= EXERCISE GOAL =
Reproduce every record below exactly as written, leaving out any pictures.

= SUPPLIED INFORMATION =
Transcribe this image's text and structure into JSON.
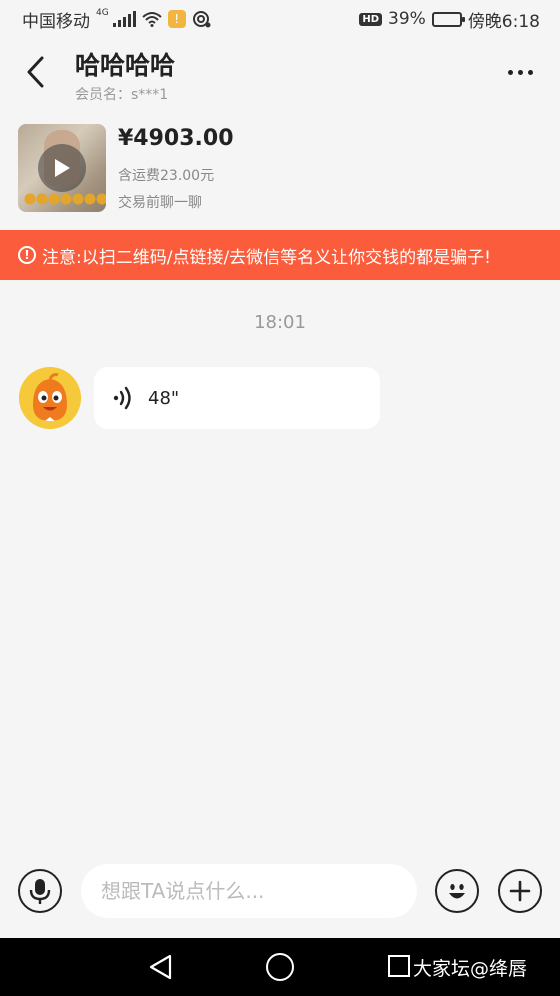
{
  "status_bar": {
    "carrier": "中国移动",
    "network": "4G",
    "battery_percent_text": "39%",
    "battery_level": 0.39,
    "time": "傍晚6:18",
    "hd_label": "HD",
    "notif_badge": "!"
  },
  "header": {
    "title": "哈哈哈哈",
    "member_label": "会员名：s***1"
  },
  "product": {
    "price": "¥4903.00",
    "shipping": "含运费23.00元",
    "negotiate": "交易前聊一聊"
  },
  "warning": {
    "icon": "!",
    "text": "注意:以扫二维码/点链接/去微信等名义让你交钱的都是骗子!"
  },
  "chat": {
    "timestamp": "18:01",
    "messages": [
      {
        "type": "voice",
        "duration": "48\""
      }
    ]
  },
  "input": {
    "placeholder": "想跟TA说点什么..."
  },
  "nav": {
    "watermark": "大家坛@绛唇"
  },
  "colors": {
    "warning_bg": "#fa5c3c",
    "avatar_bg": "#f6c93a",
    "background": "#f5f5f5"
  }
}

= ANSWER TO THE PROBLEM =
Transcribe this image's text and structure into JSON.
{
  "status_bar": {
    "carrier": "中国移动",
    "network": "4G",
    "battery_percent_text": "39%",
    "battery_level": 0.39,
    "time": "傍晚6:18",
    "hd_label": "HD",
    "notif_badge": "!"
  },
  "header": {
    "title": "哈哈哈哈",
    "member_label": "会员名：s***1"
  },
  "product": {
    "price": "¥4903.00",
    "shipping": "含运费23.00元",
    "negotiate": "交易前聊一聊"
  },
  "warning": {
    "icon": "!",
    "text": "注意:以扫二维码/点链接/去微信等名义让你交钱的都是骗子!"
  },
  "chat": {
    "timestamp": "18:01",
    "messages": [
      {
        "type": "voice",
        "duration": "48\""
      }
    ]
  },
  "input": {
    "placeholder": "想跟TA说点什么..."
  },
  "nav": {
    "watermark": "大家坛@绛唇"
  },
  "colors": {
    "warning_bg": "#fa5c3c",
    "avatar_bg": "#f6c93a",
    "background": "#f5f5f5"
  }
}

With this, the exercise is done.